The SMH also reported that all parties had agreed to cover their respective legal costs.
For McManus, there may have been no need if the legal team representing him were working on a "no win, no fee" basis.
Whatever has transpired behind the scenes, what can be said without any guesswork is that it was in the NRL's interests that this case did not proceed.
Had it done so, two weeks of screaming headlines would almost certainly have ensued. Meanwhile, had McManus been successful in court, it may have been a catalyst for other former players to follow suit.
In other words, it's a great result for the NRL that an undisclosed settlement was reached, especially amid speculation that at least two law firms have been recruiting former players in a bid to launch a concussion class action.

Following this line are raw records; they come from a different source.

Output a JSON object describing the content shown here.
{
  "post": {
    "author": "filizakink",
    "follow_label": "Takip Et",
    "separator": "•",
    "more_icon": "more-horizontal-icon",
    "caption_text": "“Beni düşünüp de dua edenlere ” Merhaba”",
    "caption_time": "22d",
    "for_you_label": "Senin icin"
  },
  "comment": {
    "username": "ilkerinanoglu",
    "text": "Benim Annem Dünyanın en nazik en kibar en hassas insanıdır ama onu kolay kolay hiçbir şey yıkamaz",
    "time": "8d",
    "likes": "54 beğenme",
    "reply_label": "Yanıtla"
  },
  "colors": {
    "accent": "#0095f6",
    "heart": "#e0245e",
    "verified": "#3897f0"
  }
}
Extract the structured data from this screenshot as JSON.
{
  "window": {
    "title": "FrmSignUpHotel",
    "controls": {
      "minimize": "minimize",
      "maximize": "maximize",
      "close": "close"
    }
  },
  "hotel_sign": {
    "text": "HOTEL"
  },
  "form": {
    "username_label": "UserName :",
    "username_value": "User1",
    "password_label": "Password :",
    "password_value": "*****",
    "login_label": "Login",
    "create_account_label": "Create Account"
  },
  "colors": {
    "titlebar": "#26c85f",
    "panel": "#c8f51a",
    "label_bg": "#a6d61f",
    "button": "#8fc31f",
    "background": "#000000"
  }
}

In America, a similar scenario culminated in the NFL reaching a $1 billion settlement with former players who had been battling concussion-related issues after their playing careers.
McManus was forced to retire in 2015, at the age of 29, after a series of head knocks. He claims he was concussed seven times in 15 weeks that season. Two years later, he launched unprecedented legal action against the Knights, who at the time were employing him in a corporate-sales role.
Concern about the possibility of a large payout prompted the Wests Group, before assuming ownership of the Knights in late 2017, to insist the NRL offer an indemnity.
Court documents have provided a harrowing insight into the health battles McManus is facing. One document, filed on behalf of the plaintiff, estimates his life expectancy is just 53.22 years.
Post-concussion syndrome, chronic traumatic encephalopathy (CTE) and frontal-lobe damage have left him with a range of issues including impaired cognitive function, impaired memory, anxiety, lethargy, sleep disturbance, depression and the risk of long-term dementia.